Skyline Drive

We live about 80 miles from the Blue Ridge Mountains in Virginia.  I have lived in Virginia my whole life.  When we were first married, we lived in Charlottesville, which is literally in the foothills.  And I am embarrassed to tell you that I had never been on the Skyline Drive. 

We had such a lovely time at the beach, Roger suggested that we drive the other way and do a little leaf peeping.  This was about two weeks before Hurricane Sandy blew through and probably stripped all the remaining leaves off the trees.

You can get to Charlottesville in an hour on I-64 but we decided to save that boring piece of road for the ride home and set off on Staples Mill Road aka Route 33.  This is a two lane road, winding from one small rural community to the next.  Eventually, we stopped for nourishment in Louisa before heading for one of the entry points on the Skyline Drive.

This was a WPA project during the Great Depression and the CCC – Civilian Conservation Corps – continued to work on it until it was completed.  Many of the overlooks are being repaved with stimulus money, in case you wondered where that money went. 

The overlooks face in both directions and alternate as you drive along, so you can look down on the Shenandoah Valley or across the far mountains.  Sadly, most of the mountain overlooks were closed for repairs.

Turns out that you can buy a lifetime pass to this and all the other National Parks for only $10 if you are a senior.  The ticket lady looked at our silver hair and told us about this great deal; we happily paid less money than it would have cost to go through just once as a young person.

Put your feet up and enjoy a leisurely look at the Blue Ridge Mountains as the leaves turn in autumn.

One of the first overlooks reminded us why they call these the Blue Ridge Mountains

After a while, we got to look in the other direction, seeing some of the fall color.

Behind us, we could often see solid walls of rock.  The road was cut right through this.

They used rock pieces to create low walls at the edge of the overlooks. 

A close-up look at the side of one mountain.  The foggy-looking spots are actually trees that have shed all their leaves.

A last look before we got off the Skyline Drive

Remember, as we stood there, this was all we could see for miles in all directions.  It was clear and just cool enough for long sleeves.  There was almost no noise but the sound of birds and bees.  And the occasion silver-haired tourist, stopping beside us with the obligatory camera.  One of the joys of running away from work on a weekday is that there are rarely crowds of any kind.

I looked out at those rolling hills and thought about the people who lived on the Eastern Seaboard and decided that wasn’t enough for them.  They loaded up a horse and maybe a wagon and set off to climb these mountains and see what was on the other side.  Makes me tired just to think about it.


Sunrise, Moonrise

Neither of us grew up in a family that took vacations.  Other than visiting family for big events like weddings, I can remember only one time when my family went away overnight – and I was already in college.

So it seemed natural to Roger and I not to worry about vacations when our children were growing up.  It was only after we were alone again that we began to seriously consider the joys of getting away.

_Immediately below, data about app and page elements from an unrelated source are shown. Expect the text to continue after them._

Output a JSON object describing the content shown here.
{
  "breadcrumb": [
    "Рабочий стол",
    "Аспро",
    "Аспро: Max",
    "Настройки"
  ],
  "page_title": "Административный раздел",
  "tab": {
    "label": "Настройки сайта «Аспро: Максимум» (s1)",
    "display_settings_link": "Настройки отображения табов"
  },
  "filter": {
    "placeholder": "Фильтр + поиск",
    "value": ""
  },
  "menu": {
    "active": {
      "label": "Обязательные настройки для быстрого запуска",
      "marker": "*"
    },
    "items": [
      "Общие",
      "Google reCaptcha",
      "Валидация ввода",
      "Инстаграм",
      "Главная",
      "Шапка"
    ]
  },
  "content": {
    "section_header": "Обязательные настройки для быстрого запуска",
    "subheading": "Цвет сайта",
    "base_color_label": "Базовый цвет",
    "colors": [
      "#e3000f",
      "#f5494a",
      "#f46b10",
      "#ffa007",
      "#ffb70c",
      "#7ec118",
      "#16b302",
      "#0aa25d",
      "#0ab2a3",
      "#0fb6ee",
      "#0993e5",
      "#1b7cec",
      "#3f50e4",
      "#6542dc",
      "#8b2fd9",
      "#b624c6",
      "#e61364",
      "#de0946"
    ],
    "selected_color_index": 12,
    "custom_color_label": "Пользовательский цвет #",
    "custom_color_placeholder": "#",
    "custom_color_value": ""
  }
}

In general, that means just two or three days. We have taken a week to see Charleston and Asheville, NC, mainly because both trips involve such a long drive but we find ourselves antsy to get home by the third day and exhausted when we finally get back.

One or two nights away seems to suit both of us just fine.  It is enough to step away from the routine of work and house, to soothe our eyes with new sights and let someone else do the cooking.  We have also grown to love running away from home for the day.

The trip to Virginia Beach was two nights, scheduled not only for the sand sculpture but because it was going to be a full moon.  That let me sit on the balcony and watch the silvery disk rise and leave a shining path on the water.  I can close my eyes and see it still. 

With daylight savings time, it was still light enough to see the blue of the sky

The sunrise was equally beautiful and I took what would have been a whole roll of film in the old days.  The colors of the sky and clouds was like a painting.

The stage is set

The sun finally makes its appearance

Coming home from two days of ocean therapy left us both feeling rested and relaxed.  Our feet weren’t tired from too much sightseeing. It was as if I had my batteries recharged.